WHAT YOU SHOULD DO -> Please write out all the entries exactly, without the pictures.

-- -- --

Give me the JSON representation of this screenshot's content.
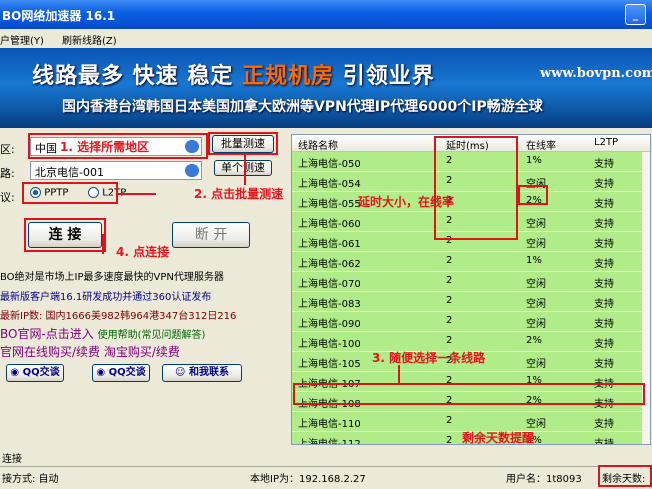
{
  "window": {
    "title": "BO网络加速器 16.1"
  },
  "menu": {
    "items": [
      "户管理(Y)",
      "刷新线路(Z)"
    ]
  },
  "banner": {
    "line1_a": "线路最多 快速 稳定",
    "line1_b": "正规机房",
    "line1_c": "引领业界",
    "url": "www.bovpn.com",
    "line2": "国内香港台湾韩国日本美国加拿大欧洲等VPN代理IP代理6000个IP畅游全球"
  },
  "form": {
    "region_label": "区:",
    "region_value": "中国",
    "line_label": "路:",
    "line_value": "北京电信-001",
    "protocol_label": "议:",
    "protocol_options": [
      "PPTP",
      "L2TP"
    ],
    "batch_test": "批量测速",
    "single_test": "单个测速",
    "connect": "连 接",
    "disconnect": "断 开"
  },
  "annotations": {
    "step1": "1. 选择所需地区",
    "step2": "2. 点击批量测速",
    "step3": "3. 随便选择一条线路",
    "step4": "4. 点连接",
    "latency_hint": "延时大小，在线率",
    "days_hint": "剩余天数提醒"
  },
  "news": [
    "BO绝对是市场上IP最多速度最快的VPN代理服务器",
    "最新版客户端16.1研发成功并通过360认证发布",
    "最新IP数: 国内1666美982韩964港347台312日216"
  ],
  "links": {
    "official": "BO官网-点击进入",
    "help": "使用帮助(常见问题解答)",
    "buy": "官网在线购买/续费 淘宝购买/续费",
    "qq1": "QQ交谈",
    "qq2": "QQ交谈",
    "contact": "和我联系"
  },
  "table": {
    "columns": [
      "线路名称",
      "延时(ms)",
      "在线率",
      "L2TP"
    ],
    "rows": [
      [
        "上海电信-050",
        "2",
        "1%",
        "支持"
      ],
      [
        "上海电信-054",
        "2",
        "空闲",
        "支持"
      ],
      [
        "上海电信-055",
        "2",
        "2%",
        "支持"
      ],
      [
        "上海电信-060",
        "2",
        "空闲",
        "支持"
      ],
      [
        "上海电信-061",
        "2",
        "空闲",
        "支持"
      ],
      [
        "上海电信-062",
        "2",
        "1%",
        "支持"
      ],
      [
        "上海电信-070",
        "2",
        "空闲",
        "支持"
      ],
      [
        "上海电信-083",
        "2",
        "空闲",
        "支持"
      ],
      [
        "上海电信-090",
        "2",
        "空闲",
        "支持"
      ],
      [
        "上海电信-100",
        "2",
        "2%",
        "支持"
      ],
      [
        "上海电信-105",
        "2",
        "空闲",
        "支持"
      ],
      [
        "上海电信-107",
        "2",
        "1%",
        "支持"
      ],
      [
        "上海电信-108",
        "2",
        "2%",
        "支持"
      ],
      [
        "上海电信-110",
        "2",
        "空闲",
        "支持"
      ],
      [
        "上海电信-112",
        "2",
        "2%",
        "支持"
      ]
    ]
  },
  "status": {
    "state": "连接",
    "mode_label": "接方式: 自动",
    "ip_label": "本地IP为：192.168.2.27",
    "user_label": "用户名：1t8093",
    "days_label": "剩余天数:"
  }
}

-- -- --

RESPONSE TO THIS TASK ->
Give me the JSON representation of this screenshot's content.
{
  "window": {
    "title": "BO网络加速器 16.1"
  },
  "menu": {
    "items": [
      "户管理(Y)",
      "刷新线路(Z)"
    ]
  },
  "banner": {
    "line1_a": "线路最多 快速 稳定",
    "line1_b": "正规机房",
    "line1_c": "引领业界",
    "url": "www.bovpn.com",
    "line2": "国内香港台湾韩国日本美国加拿大欧洲等VPN代理IP代理6000个IP畅游全球"
  },
  "form": {
    "region_label": "区:",
    "region_value": "中国",
    "line_label": "路:",
    "line_value": "北京电信-001",
    "protocol_label": "议:",
    "protocol_options": [
      "PPTP",
      "L2TP"
    ],
    "batch_test": "批量测速",
    "single_test": "单个测速",
    "connect": "连 接",
    "disconnect": "断 开"
  },
  "annotations": {
    "step1": "1. 选择所需地区",
    "step2": "2. 点击批量测速",
    "step3": "3. 随便选择一条线路",
    "step4": "4. 点连接",
    "latency_hint": "延时大小，在线率",
    "days_hint": "剩余天数提醒"
  },
  "news": [
    "BO绝对是市场上IP最多速度最快的VPN代理服务器",
    "最新版客户端16.1研发成功并通过360认证发布",
    "最新IP数: 国内1666美982韩964港347台312日216"
  ],
  "links": {
    "official": "BO官网-点击进入",
    "help": "使用帮助(常见问题解答)",
    "buy": "官网在线购买/续费 淘宝购买/续费",
    "qq1": "QQ交谈",
    "qq2": "QQ交谈",
    "contact": "和我联系"
  },
  "table": {
    "columns": [
      "线路名称",
      "延时(ms)",
      "在线率",
      "L2TP"
    ],
    "rows": [
      [
        "上海电信-050",
        "2",
        "1%",
        "支持"
      ],
      [
        "上海电信-054",
        "2",
        "空闲",
        "支持"
      ],
      [
        "上海电信-055",
        "2",
        "2%",
        "支持"
      ],
      [
        "上海电信-060",
        "2",
        "空闲",
        "支持"
      ],
      [
        "上海电信-061",
        "2",
        "空闲",
        "支持"
      ],
      [
        "上海电信-062",
        "2",
        "1%",
        "支持"
      ],
      [
        "上海电信-070",
        "2",
        "空闲",
        "支持"
      ],
      [
        "上海电信-083",
        "2",
        "空闲",
        "支持"
      ],
      [
        "上海电信-090",
        "2",
        "空闲",
        "支持"
      ],
      [
        "上海电信-100",
        "2",
        "2%",
        "支持"
      ],
      [
        "上海电信-105",
        "2",
        "空闲",
        "支持"
      ],
      [
        "上海电信-107",
        "2",
        "1%",
        "支持"
      ],
      [
        "上海电信-108",
        "2",
        "2%",
        "支持"
      ],
      [
        "上海电信-110",
        "2",
        "空闲",
        "支持"
      ],
      [
        "上海电信-112",
        "2",
        "2%",
        "支持"
      ]
    ]
  },
  "status": {
    "state": "连接",
    "mode_label": "接方式: 自动",
    "ip_label": "本地IP为：192.168.2.27",
    "user_label": "用户名：1t8093",
    "days_label": "剩余天数:"
  }
}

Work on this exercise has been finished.